Independent circuit (2003–2009)

After TNA, David toured the independent circuit, winning the IWA Intercontinental Title from Ray Gonzalez on November 28, 2003 in Puerto Rico. He lost it to Gonzalez two days later. Flair quit IWA after problems with IWA promoter Víctor Quiñones.

On December 6, 2008, he wrestled a match with his half-brother, Reid, who was making his professional wrestling debut, defeating The Nasty Boys via submission in Charlotte, North Carolina, with Hulk Hogan as the special guest referee.[2][3]

Personal life

Flair dated Stacy Keibler in 2000, when they both worked in WCW.[4] Flair married Robin Haskell in 2004, and they reside in Shelby, North Carolina.[5][6] They have two children, Pyper and Carter. Pyper is a national ranked gymnast.[7][8]

Championships and accomplishments

References
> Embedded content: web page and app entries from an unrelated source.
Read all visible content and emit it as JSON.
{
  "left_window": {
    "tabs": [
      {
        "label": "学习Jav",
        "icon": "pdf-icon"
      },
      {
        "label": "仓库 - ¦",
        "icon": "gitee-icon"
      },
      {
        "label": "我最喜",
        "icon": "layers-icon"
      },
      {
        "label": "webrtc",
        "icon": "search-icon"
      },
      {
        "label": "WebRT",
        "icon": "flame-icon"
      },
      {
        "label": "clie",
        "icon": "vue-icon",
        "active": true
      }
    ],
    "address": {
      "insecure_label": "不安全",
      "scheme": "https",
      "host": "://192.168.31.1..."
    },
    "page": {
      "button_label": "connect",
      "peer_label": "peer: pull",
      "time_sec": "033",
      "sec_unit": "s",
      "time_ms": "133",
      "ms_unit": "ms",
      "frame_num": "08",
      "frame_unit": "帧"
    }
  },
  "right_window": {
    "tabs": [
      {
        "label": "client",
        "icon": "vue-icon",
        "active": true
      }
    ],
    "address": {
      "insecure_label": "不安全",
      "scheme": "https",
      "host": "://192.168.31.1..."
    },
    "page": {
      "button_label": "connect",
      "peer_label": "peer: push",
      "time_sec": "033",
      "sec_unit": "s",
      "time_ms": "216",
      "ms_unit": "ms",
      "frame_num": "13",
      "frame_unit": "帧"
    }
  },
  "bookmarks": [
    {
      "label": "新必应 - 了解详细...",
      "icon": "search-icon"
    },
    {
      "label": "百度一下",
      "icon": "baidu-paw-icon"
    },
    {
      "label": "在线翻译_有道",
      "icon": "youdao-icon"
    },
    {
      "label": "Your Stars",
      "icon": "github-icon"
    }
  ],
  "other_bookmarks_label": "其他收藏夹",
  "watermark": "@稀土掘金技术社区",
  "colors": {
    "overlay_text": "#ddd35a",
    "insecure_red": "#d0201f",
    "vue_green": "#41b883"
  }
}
  1. ^ a b c d e f g h i j k l m n o "David Flair profile". Online World of Wrestling. Retrieved 2009-08-10.
  2. ^ Andrews, Kenai (2008-12-05). "Reid Flair about to strut into the spotlight; Charlotte supershow has big names, young and old". SLAM! Sports. Retrieved 2008-12-05.
  3. ^ "Full Reid Flair debut show results with Nature Boy and Hulkster doing spots in the match". WrestlingObserver/Figure Four Online. 2008-12-08. Retrieved 2008-12-08.
  4. ^ "Revealing Stacy Keibler interview". Gamespot. Retrieved September 20, 2019.
  5. ^ Cawthon, Graham. "Flairs fall in defeat at wrestling fundraiser". The Star. Archived from the original on 2009-05-06. Retrieved 2009-07-12.
  6. ^ WWE: Superstars > Hall of Fame > Articles > Flair of emotion
  7. ^ "How many children does Ric Flair have?". www.msn.com. Retrieved 2021-03-09.
  8. ^ "2019 Junior Olympic Level 9 Eastern/Western Championships begin Friday". USA Gymnastics. Retrieved 2021-03-09.
  9. ^ "Pro Wrestling Illustrated (PWI) 500 for 2002". The Internet Wrestling Database. Retrieved August 25, 2015.
  10. ^ "WWE United States Championship". Retrieved May 25, 2020.